Targeted SME support needed after announcement that energy support scheme will be replaced in March

Tue 10 Jan 2023
Posted by: William Barns-Graham
Trade News

Male factory employee working with industrial equipment

Industry leaders have given a mixed reaction to yesterday’s announcement that the government’s current support for businesses’ energy bills will expire in March.

The current package, which caps the unit cost of gas and electricity at a fixed price, will be replaced by a new scheme which will include a discount on wholesale prices, the government announced in the House of Commons.

Targeted support needed

The Institute of Export & International Trade’s (IOE&IT) director general, Marco Forgione, said targeted support for SMEs will be needed as part of any new scheme. He also said the government needs to boost UK competitiveness by helping more firms to trade internationally.

“The government was never going to be able to provide support for energy bills in perpetuity, but the announcement yesterday will undoubtedly cause concern for many businesses, particularly SMEs.

“These are difficult times, but the UK will only return to economic growth if it backs its businesses.

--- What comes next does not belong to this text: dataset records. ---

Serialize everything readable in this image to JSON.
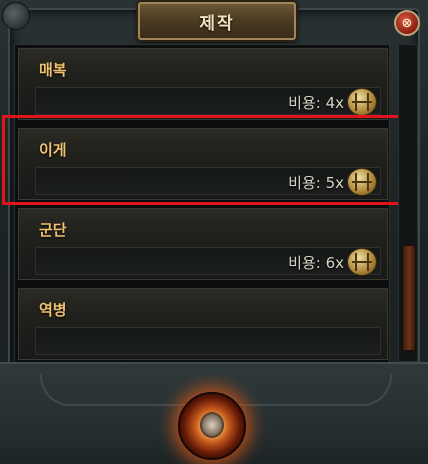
{
  "window": {
    "title": "제작",
    "close_label": "⊗"
  },
  "recipes": [
    {
      "name": "매복",
      "cost": "비용: 4x",
      "currency_icon": "gold-coin-icon"
    },
    {
      "name": "이게",
      "cost": "비용: 5x",
      "currency_icon": "gold-coin-icon"
    },
    {
      "name": "군단",
      "cost": "비용: 6x",
      "currency_icon": "gold-coin-icon"
    },
    {
      "name": "역병",
      "cost": "",
      "currency_icon": ""
    }
  ],
  "highlight": {
    "color": "#e0141a",
    "target": "이게"
  },
  "colors": {
    "title_text": "#f2e3c0",
    "recipe_name": "#f0c270",
    "cost_text": "#d7d2c5",
    "craft_glow": "#e65a14"
  },
  "craft_button": {
    "icon": "craft-orb-icon"
  }
}
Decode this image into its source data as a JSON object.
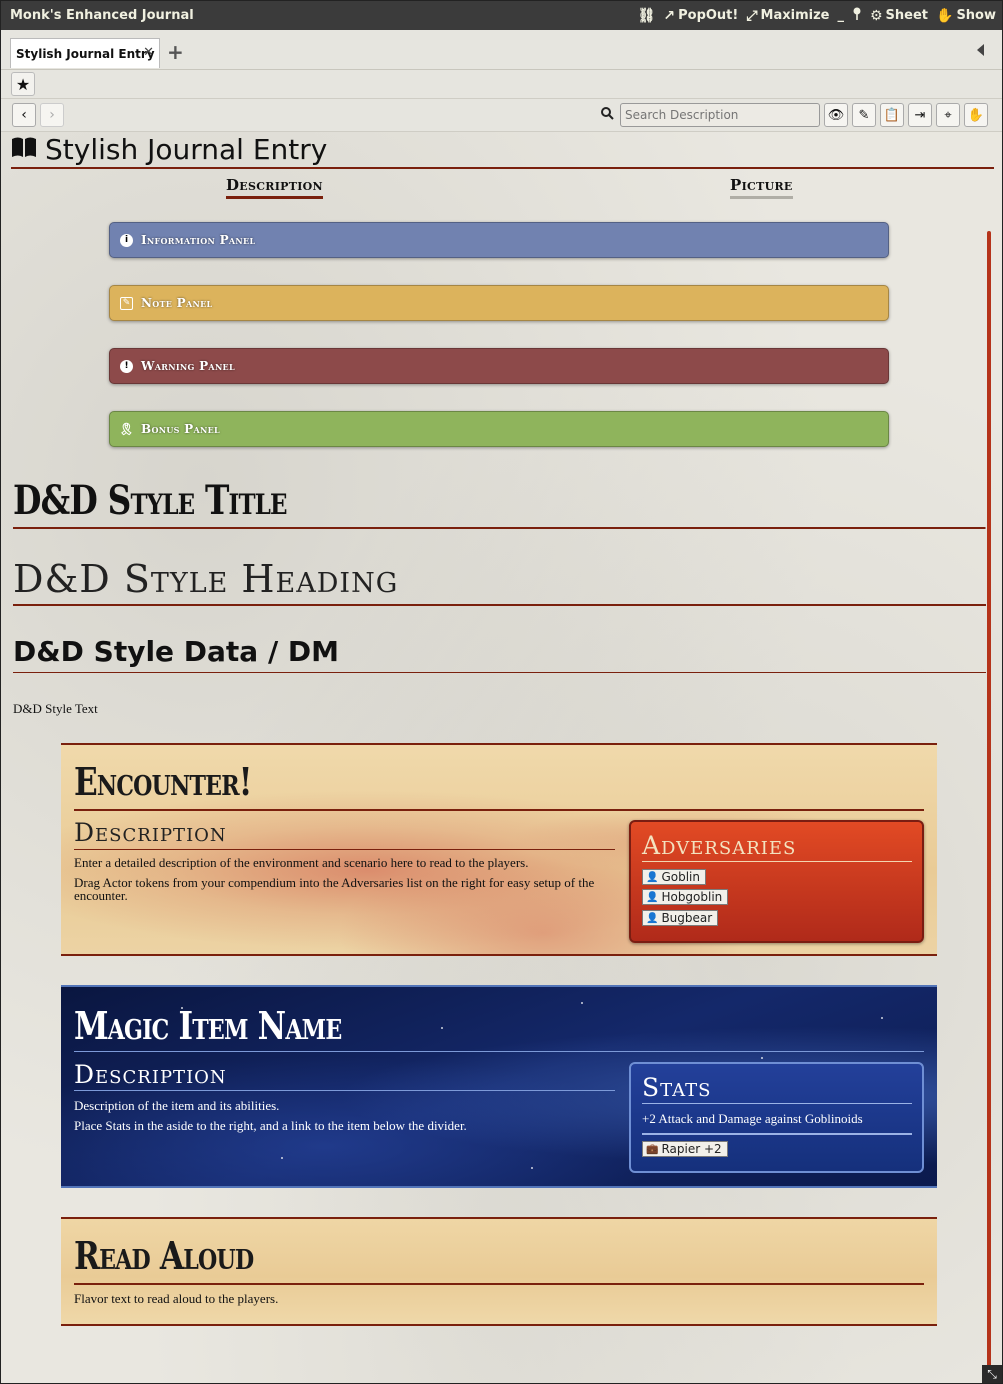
{
  "window": {
    "title": "Monk's Enhanced Journal",
    "header_buttons": [
      {
        "icon": "unlink-icon",
        "glyph": "⛓",
        "label": ""
      },
      {
        "icon": "popout-icon",
        "glyph": "↗",
        "label": "PopOut!"
      },
      {
        "icon": "maximize-icon",
        "glyph": "⤢",
        "label": "Maximize"
      },
      {
        "icon": "minimize-icon",
        "glyph": "",
        "label": "_"
      },
      {
        "icon": "pin-icon",
        "glyph": "📍",
        "label": ""
      },
      {
        "icon": "gear-icon",
        "glyph": "⚙",
        "label": "Sheet"
      },
      {
        "icon": "hand-icon",
        "glyph": "✋",
        "label": "Show"
      }
    ]
  },
  "tabs": {
    "items": [
      {
        "label": "Stylish Journal Entry",
        "close": "✕"
      }
    ],
    "add": "+"
  },
  "toolbar": {
    "search_placeholder": "Search Description",
    "buttons": [
      {
        "icon": "eye-icon",
        "glyph": "👁"
      },
      {
        "icon": "pencil-icon",
        "glyph": "✎"
      },
      {
        "icon": "clipboard-icon",
        "glyph": "📋"
      },
      {
        "icon": "export-icon",
        "glyph": "⇥"
      },
      {
        "icon": "crosshair-icon",
        "glyph": "⌖"
      },
      {
        "icon": "hand-icon",
        "glyph": "✋"
      }
    ]
  },
  "page": {
    "title": "Stylish Journal Entry",
    "subtabs": {
      "description": "Description",
      "picture": "Picture"
    }
  },
  "panels": {
    "info": "Information Panel",
    "note": "Note Panel",
    "warning": "Warning Panel",
    "bonus": "Bonus Panel"
  },
  "content": {
    "title": "D&D Style Title",
    "heading": "D&D Style Heading",
    "data_dm": "D&D Style Data / DM",
    "text": "D&D Style Text"
  },
  "encounter": {
    "title": "Encounter!",
    "description_heading": "Description",
    "paragraph1": "Enter a detailed description of the environment and scenario here to read to the players.",
    "paragraph2": "Drag Actor tokens from your compendium into the Adversaries list on the right for easy setup of the encounter.",
    "adversaries_heading": "Adversaries",
    "adversaries": [
      "Goblin",
      "Hobgoblin",
      "Bugbear"
    ]
  },
  "magic_item": {
    "title": "Magic Item Name",
    "description_heading": "Description",
    "paragraph1": "Description of the item and its abilities.",
    "paragraph2": "Place Stats in the aside to the right, and a link to the item below the divider.",
    "stats_heading": "Stats",
    "stats_text": "+2 Attack and Damage against Goblinoids",
    "item_link": "Rapier +2"
  },
  "read_aloud": {
    "title": "Read Aloud",
    "text": "Flavor text to read aloud to the players."
  },
  "colors": {
    "accent": "#7a200d",
    "info": "#7182b0",
    "note": "#dcb35c",
    "warning": "#8d4a4a",
    "bonus": "#8fb45c"
  }
}
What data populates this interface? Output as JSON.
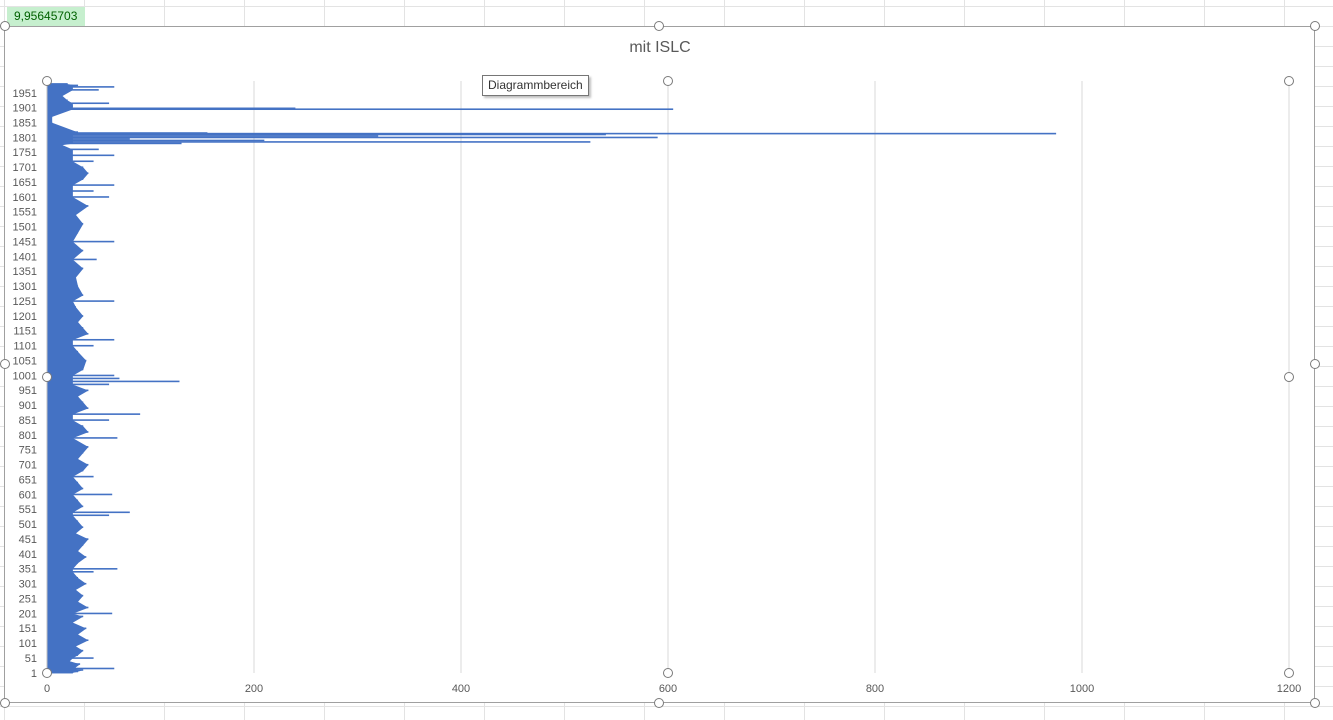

A key part of this is encouraging firms to export because companies that trade internationally have been proven to be more efficient, sustainable and profitable.

“The government needs to provide targeted support for SMEs that could, but don’t yet, trade internationally as part of the scheme it launches in March.”

Uncertainty for businesses

Other industry bodies have raised concern that the expiry of the current support scheme will create uncertainty for businesses.

Alex Hall-Chen, principal policy advisor for sustainability, skills and employment at the Institute of Directors (IoD), told the Guardian: “The design of the new scheme will also provide less certainty for businesses in budgeting. Given that future energy costs will no longer be able to be projected with any degree of confidence, the willingness of directors and auditors to sign off their entities as going concerns will be impaired.”

Martin McTague, the national chair of the Federation of Small Businesses (FSB), called the announcement a “massive disappointment” on BBC Radio 4’s Today Programme and said SMEs will be “left at the mercy” of an energy market that is already extremely volatile due to Putin’s invasion of Ukraine.


Other business leaders have said the government’s continued support from March, via the new discount offer, is welcome as it would have been unrealistic for the current scheme to be offered on an ongoing basis.

CBI director for decarbonisation policy, Tom Thackray, told Sky News: "It's unrealistic to think the scheme could stay affordable in its current form, but some firms will undoubtedly still find the going hard."

UK Steel told Sky that the government is “betting on a calm and stable 2023 energy market, in a climate of unstable global markets, with the scheme no longer protecting against extremely volatile prices."

Market shift

Last week, Chancellor Jeremy Hunt told industry leaders that the current scheme to support businesses was “unsustainably expensive”.

Despite concern from industry leaders, wholesale energy prices have fallen sharply over recent weeks after a period of relatively mild weather in the UK and Europe, reports the Guardian.

Economists at HSBC said falling prices could benefit businesses and help to bring down inflation.

Manufacturers’ warning

Ahead of yesterday’s announcement, UK manufacturers warned that ongoing high energy costs are damaging UK competitiveness and could lead to job cuts and falling productivity.

A survey of members by manufacturers association Make UK found that the proportion of manufacturers that think Britain is a competitive location has halved to 31% from 63% a year ago.

The survey of 235 businesses took place in November 2022, just after Liz Truss’s short-lived stint as PM.

Investor confidence dips

More than half (53%) of firms said ongoing political instability had damaged business confidence, and 43% said Britain had become less attractive to overseas investors, reports Reuters.

When asked, two thirds of respondents expected to cut jobs or reduce productivity due to rising energy costs.